The year-end improvement in Idaho’s employment picture widened the distance between the state and national jobless rates to a full percentage point, the biggest gap since last June. The national unemployment rate fell three-tenths of a point in December to 6.7 percent. Idaho’s rate has been below the national rate for more than 12 years.
Employment services, call centers, private education, other services like car repair and government at all levels made up the limited number of economic sectors where employers fell short of maintaining payrolls at the average level of the previous five years. New hires to fill both new jobs and existing openings totaled 12,100, just short of the December totals in both 2012 and 2007 when the recession began.
Overall, Idaho’s economy had 2.2 percent more jobs in December than a year earlier, while the nation ran 1.6 percent ahead of December 2012.
Despite the jump in employment, the percentage of Idahoans over 16 in the labor force in December remained at 63.9 percent for the third straight month. That is the lowest rate in 32 years, primarily reflecting the initial exodus of baby boomers from the workplace. December’s statewide labor force, however, was still 2,000 lower than a year earlier. The national participation rate fell two-tenths to 62.8 percent in December.
Historically, Idaho’s labor force participation climbed as high as 70.9 percent in October and November 1998 from a low of 63.9 percent in January 1982.
The number of workers without jobs in December fell to 44,000, over 23,000 below the recession peak in September 2010. With the decline in unemployed has come a significant reduction in unemployment insurance benefits. In December, $14.1 million in state and federal benefits were paid to an average of 13,200 idled workers a week, down 38 percent from $21.4 million paid a year earlier to over 21,000 workers a week. Federal extended benefits ended in December.
For the year, total state and federal benefits of $192 million were paid to an average of 12,300 workers a week. That compared to benefits totaling $299 million paid to a weekly average of 21,200 during 2012.
Despite the dramatic decline in the statewide rate, 10 of Idaho’s 44 counties posted increases in their rates from November, and a half dozen more were unchanged. But all five metropolitan areas saw their rates decline.

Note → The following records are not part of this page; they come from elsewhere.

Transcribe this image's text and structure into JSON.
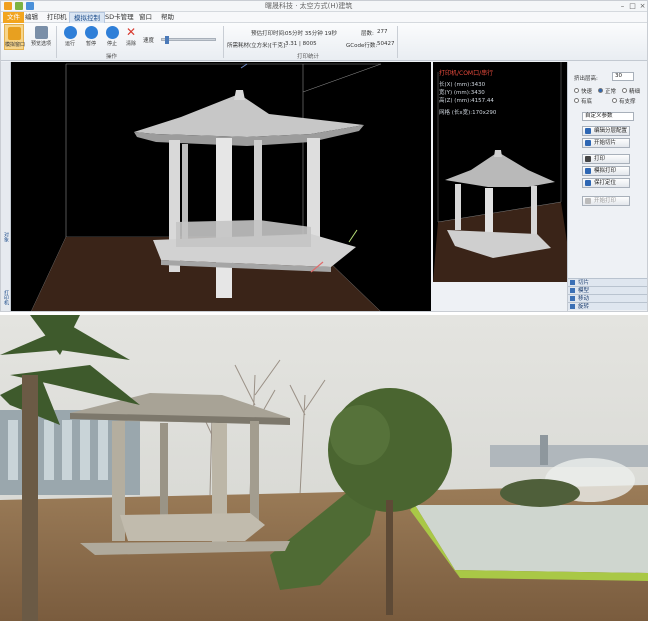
{
  "app": {
    "title": "曙晟科技 · 太空方式(H)建筑",
    "menu": [
      {
        "label": "文件",
        "state": "active"
      },
      {
        "label": "编辑",
        "state": "normal"
      },
      {
        "label": "打印机",
        "state": "normal"
      },
      {
        "label": "模拟控制",
        "state": "tab-active"
      },
      {
        "label": "SD卡管理",
        "state": "normal"
      },
      {
        "label": "窗口",
        "state": "normal"
      },
      {
        "label": "帮助",
        "state": "normal"
      }
    ],
    "ribbon": {
      "buttons": [
        {
          "label": "模拟窗口",
          "icon": "window-icon",
          "color": "#e8a020"
        },
        {
          "label": "预览选项",
          "icon": "options-icon",
          "color": "#7a8fa8"
        },
        {
          "label": "运行",
          "icon": "play-icon",
          "color": "#2f7fd8"
        },
        {
          "label": "暂停",
          "icon": "pause-icon",
          "color": "#2f7fd8"
        },
        {
          "label": "停止",
          "icon": "stop-icon",
          "color": "#2f7fd8"
        },
        {
          "label": "清除",
          "icon": "clear-icon",
          "color": "#d83a2f"
        }
      ],
      "speed_label": "速度",
      "operation_group": "操作",
      "stats_group": "打印统计",
      "stats": {
        "print_time_label": "预估打印时间:",
        "print_time_value": "05分时 35分钟 19秒",
        "volume_label": "所需耗材(立方米)[千克]:",
        "volume_value": "3.31 | 8005",
        "layers_label": "层数:",
        "layers_value": "277",
        "gcode_label": "GCode行数:",
        "gcode_value": "50427"
      }
    },
    "preview": {
      "title": "打印机/COM口/串行",
      "dims": [
        "长(X) (mm):3430",
        "宽(Y) (mm):3430",
        "高(Z) (mm):4157.44",
        "网格 (长x宽):170x290"
      ]
    },
    "left_tabs": [
      "对象",
      "打印机"
    ],
    "right_panel": {
      "layer_label": "挤出层高:",
      "layer_value": "30",
      "radios": [
        {
          "label": "快速",
          "on": false
        },
        {
          "label": "正常",
          "on": true
        },
        {
          "label": "精细",
          "on": false
        },
        {
          "label": "有底",
          "on": false
        },
        {
          "label": "有支撑",
          "on": false
        }
      ],
      "profile_value": "自定义参数",
      "buttons": [
        {
          "label": "编辑分层配置",
          "color": "#2d66b3",
          "enabled": true
        },
        {
          "label": "开始切片",
          "color": "#2d66b3",
          "enabled": true
        },
        {
          "label": "打印",
          "color": "#444",
          "enabled": true
        },
        {
          "label": "模拟打印",
          "color": "#2d66b3",
          "enabled": true
        },
        {
          "label": "保打定位",
          "color": "#2d66b3",
          "enabled": true
        },
        {
          "label": "开始打印",
          "color": "#999",
          "enabled": false
        }
      ],
      "tabs": [
        "切片",
        "模型",
        "移动",
        "旋转"
      ]
    }
  },
  "photo": {
    "colors": {
      "sky": "#dcdcd7",
      "ground": "#8a6b4a",
      "grass": "#4f6b34",
      "pavilion": "#a8a396",
      "water": "#cfd6cf",
      "pool_rim": "#a9c846"
    }
  }
}
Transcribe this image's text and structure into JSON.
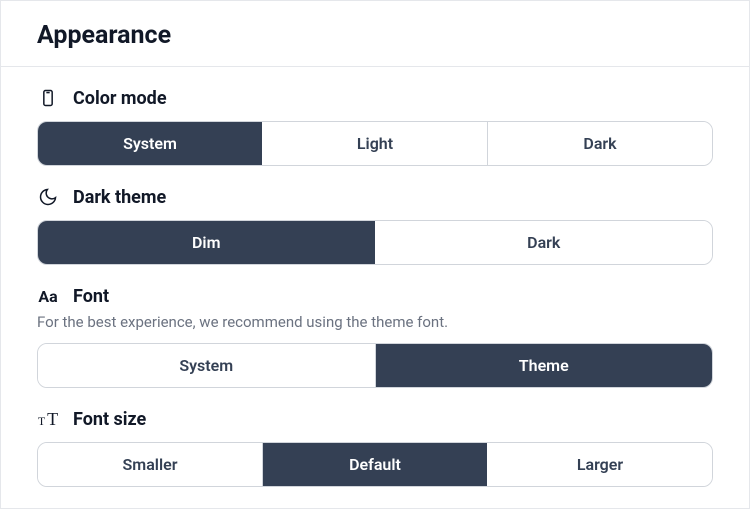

Twenty-seven counties recorded rates below 6 percent, up from 25 counties in November.